The same week that former underdog, Apple became larger than Microsoft, the company that it infamously portrayed as Orwellian in commercials for the launch of the Macintosh, Jon Stewart suggested that it behaved like Big Brother towards Gizmodo, with police searches and assorted high drama. All over a leaked iPhone prototype.This roundup of a dozen examples shows that gadget leaks are commonplace, except for Apple (although even the iPhone prototype that is causing such brouhaha appears to have been leaked in Shenzhen). This secrecy is partly understandable as few companies innovate in terms of design the way Apple does. Most of the example below are either highly derivative of Apple designs (Dell tablet, Motorola Tao etc.) or non-groundbreaking (Lenovo T400s, Blavkberry Pearl 9110).Perhaps Apple should take a leaf out of Microsoft’s book, going forward. Instead of trying to keep things secret, Microsoft are rumored to have a strategy of creating multiple fake decoys, leaving it impossible to know whether a leak is the final version.
The image of former Rodeo performer Slim Pickens riding a nuclear bomb as he would a wild horse in the 1964 movie, Dr Strangelove, is a cinema classic, but it has a long history.For decades, people have posed, sitting astride dangerous bombs. It’s a strange thing to do, but extends, sense-of-irony free to kids toys, like the image shown here of a hobby horse bomb.Most people think that the image of Pickens riding the bomb comes from WWII pinup straddled bombs on airplane nose cone art, however, the Comiccoverage blog has put together a great list of comic book covers, showing that they were using this iconic image before the US entered WWII, most notably with Captain Marvel in 1940.
The idea of uniform is that you all look the same, yet there is an ornathological variety of ceremonial military parade outfits, with as many brightly colored feathers. The images chosen here range from the Italian Carabinieri who are allowed to wear aftershave and sport outfits designed by Valentino, the French Foreign Legion’s sappers who have to have long beards and wear leather aprons and carry axes, 7 Dwarves style, Iranian police who look like criminals, Russian women soldiers who wear mini skirts, now that Putin has reinstated the infamous May Day parades and Greek soldiers whose traditional unfrms are similarly feminine. We added the UK Queen’s husband at the trooping of the color. Wearing a 3 foot high bearskin hat may be a familiar image, but its’ no less weird.
American monuments hit the sweet spot between being young enough to have been photographed while being built, but old enough that few people can remember them not being there. Because of this an entire legacy can be viewed as it was while it was being created. From the D.C Capitol building, which ironically, slaves helped to build during the Civil War, to the Statue of Liberty, which was built in France, the forgotten train Grand Central train shed, the Empire State building when it was two storeys high or the Hollywood sign before it read Hollywood, here are our picks of America’s most famous monuments while they were being built.

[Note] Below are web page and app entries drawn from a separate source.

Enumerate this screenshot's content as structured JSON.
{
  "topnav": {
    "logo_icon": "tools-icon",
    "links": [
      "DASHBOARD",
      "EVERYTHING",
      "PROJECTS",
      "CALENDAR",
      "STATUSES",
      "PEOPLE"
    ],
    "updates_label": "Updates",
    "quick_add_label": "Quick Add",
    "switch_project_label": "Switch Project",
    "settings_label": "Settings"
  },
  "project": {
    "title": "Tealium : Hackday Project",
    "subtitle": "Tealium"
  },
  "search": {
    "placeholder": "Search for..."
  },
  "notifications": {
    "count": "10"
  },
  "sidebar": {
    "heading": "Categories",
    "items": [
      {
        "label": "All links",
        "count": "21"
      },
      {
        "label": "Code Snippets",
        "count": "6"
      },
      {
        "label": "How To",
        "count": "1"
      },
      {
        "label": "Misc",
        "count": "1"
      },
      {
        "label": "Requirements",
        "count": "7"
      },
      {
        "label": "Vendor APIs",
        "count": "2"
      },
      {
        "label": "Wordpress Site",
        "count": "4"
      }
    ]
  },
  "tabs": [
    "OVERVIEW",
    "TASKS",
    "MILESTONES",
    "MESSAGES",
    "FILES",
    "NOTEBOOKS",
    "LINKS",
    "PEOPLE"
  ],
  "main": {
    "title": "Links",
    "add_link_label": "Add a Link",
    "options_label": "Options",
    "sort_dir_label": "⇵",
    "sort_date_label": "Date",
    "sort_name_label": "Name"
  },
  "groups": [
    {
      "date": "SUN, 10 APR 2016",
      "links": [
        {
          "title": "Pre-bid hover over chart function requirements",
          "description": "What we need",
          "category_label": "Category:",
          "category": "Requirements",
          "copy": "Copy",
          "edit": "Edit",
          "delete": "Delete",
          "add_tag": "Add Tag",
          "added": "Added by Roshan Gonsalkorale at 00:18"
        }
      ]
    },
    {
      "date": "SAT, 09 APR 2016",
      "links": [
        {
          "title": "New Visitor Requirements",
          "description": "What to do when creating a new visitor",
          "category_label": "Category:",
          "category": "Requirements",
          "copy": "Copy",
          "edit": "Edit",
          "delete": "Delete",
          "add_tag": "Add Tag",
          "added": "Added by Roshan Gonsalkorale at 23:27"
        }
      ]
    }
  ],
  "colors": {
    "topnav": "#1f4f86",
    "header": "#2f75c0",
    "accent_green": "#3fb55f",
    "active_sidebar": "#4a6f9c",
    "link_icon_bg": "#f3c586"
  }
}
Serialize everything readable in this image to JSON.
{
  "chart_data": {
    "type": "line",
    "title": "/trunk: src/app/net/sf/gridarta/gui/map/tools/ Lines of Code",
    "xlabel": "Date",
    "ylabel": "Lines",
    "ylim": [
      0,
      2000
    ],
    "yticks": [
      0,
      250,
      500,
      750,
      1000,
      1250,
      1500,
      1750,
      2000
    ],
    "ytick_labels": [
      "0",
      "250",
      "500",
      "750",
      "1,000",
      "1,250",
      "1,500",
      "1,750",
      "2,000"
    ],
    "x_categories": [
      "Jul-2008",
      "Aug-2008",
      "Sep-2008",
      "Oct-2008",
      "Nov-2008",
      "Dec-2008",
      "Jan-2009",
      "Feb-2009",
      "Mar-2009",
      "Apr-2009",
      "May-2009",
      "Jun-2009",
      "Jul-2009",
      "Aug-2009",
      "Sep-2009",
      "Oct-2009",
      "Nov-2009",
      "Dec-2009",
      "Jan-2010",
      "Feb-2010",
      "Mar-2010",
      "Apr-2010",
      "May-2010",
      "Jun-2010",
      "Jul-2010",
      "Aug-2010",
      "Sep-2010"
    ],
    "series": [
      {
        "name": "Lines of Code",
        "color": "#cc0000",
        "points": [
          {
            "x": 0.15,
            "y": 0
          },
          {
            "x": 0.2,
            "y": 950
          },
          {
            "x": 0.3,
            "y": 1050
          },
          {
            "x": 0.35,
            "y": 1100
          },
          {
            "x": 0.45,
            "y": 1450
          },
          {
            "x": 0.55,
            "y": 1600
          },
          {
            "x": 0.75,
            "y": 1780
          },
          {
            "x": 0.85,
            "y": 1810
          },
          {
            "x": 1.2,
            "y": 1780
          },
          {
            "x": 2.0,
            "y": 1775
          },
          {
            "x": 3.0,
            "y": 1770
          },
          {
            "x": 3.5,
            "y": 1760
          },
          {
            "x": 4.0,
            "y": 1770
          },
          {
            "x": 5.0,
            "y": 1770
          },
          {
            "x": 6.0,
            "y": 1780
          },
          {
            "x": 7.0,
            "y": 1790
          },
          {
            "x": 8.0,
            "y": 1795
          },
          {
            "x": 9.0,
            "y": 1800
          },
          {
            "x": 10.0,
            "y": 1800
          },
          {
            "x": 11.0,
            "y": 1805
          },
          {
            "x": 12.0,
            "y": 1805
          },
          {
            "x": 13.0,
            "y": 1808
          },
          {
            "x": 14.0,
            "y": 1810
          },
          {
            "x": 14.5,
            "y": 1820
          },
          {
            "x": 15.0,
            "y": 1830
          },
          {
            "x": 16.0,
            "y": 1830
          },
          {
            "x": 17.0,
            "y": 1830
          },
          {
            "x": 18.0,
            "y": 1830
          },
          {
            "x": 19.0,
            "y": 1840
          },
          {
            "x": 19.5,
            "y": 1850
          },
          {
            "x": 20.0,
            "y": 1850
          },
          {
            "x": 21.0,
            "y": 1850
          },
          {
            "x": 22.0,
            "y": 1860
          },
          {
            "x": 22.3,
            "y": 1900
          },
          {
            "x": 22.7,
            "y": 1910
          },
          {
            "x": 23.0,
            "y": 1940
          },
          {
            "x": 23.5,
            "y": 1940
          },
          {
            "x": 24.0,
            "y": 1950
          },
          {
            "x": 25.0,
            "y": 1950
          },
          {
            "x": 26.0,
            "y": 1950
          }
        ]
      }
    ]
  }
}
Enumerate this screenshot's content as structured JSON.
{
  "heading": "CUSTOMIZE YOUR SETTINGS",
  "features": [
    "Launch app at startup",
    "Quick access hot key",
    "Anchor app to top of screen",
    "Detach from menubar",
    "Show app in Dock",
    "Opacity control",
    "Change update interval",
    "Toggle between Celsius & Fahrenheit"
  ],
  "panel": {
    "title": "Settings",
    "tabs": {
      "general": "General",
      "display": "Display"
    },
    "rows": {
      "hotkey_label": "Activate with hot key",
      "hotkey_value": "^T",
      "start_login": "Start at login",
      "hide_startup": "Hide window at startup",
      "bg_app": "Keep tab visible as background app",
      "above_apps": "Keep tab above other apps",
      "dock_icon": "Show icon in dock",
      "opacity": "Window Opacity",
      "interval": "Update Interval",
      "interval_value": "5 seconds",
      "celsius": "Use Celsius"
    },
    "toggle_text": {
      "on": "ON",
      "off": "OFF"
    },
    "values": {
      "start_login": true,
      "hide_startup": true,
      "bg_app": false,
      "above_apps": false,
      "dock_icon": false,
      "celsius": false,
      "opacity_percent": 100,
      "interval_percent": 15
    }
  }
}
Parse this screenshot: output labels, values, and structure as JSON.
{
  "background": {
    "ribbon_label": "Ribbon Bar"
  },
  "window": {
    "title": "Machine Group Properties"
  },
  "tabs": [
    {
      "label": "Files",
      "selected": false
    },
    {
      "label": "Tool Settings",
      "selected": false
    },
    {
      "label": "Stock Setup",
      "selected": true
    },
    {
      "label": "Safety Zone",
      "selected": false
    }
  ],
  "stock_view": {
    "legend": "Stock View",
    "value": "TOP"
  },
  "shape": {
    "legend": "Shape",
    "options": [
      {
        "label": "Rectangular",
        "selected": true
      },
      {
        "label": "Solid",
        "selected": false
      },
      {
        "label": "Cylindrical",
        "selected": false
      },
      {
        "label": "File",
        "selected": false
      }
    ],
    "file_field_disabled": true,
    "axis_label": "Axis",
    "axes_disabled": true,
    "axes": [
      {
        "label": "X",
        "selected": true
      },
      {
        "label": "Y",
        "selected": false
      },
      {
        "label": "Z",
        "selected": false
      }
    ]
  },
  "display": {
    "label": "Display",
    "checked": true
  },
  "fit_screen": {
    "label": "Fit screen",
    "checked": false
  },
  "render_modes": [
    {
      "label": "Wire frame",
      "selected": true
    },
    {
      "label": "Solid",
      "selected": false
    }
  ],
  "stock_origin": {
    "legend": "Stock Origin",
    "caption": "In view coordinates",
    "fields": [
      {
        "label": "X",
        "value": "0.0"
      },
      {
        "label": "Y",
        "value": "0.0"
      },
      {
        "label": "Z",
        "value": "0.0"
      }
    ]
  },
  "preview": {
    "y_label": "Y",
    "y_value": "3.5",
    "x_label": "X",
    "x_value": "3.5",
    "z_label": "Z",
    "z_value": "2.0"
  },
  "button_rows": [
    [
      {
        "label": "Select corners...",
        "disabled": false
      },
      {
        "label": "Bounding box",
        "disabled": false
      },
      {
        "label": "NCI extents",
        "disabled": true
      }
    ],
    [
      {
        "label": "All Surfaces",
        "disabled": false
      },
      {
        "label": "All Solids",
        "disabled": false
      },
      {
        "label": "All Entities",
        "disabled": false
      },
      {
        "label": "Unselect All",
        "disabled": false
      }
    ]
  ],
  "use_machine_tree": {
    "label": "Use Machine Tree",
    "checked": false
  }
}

Something went very wrong in the 18th century. A 100 year long attempt to wear the most ridiculous artificial hair involved dandies sporting macaroni and culminated in Marie Antoinette’s utterly mad ship wig. The last vestige of this is the bizarre tradition of British and colonial judges who continue to don 300 year old clothing in a profession which is supposed to be rational.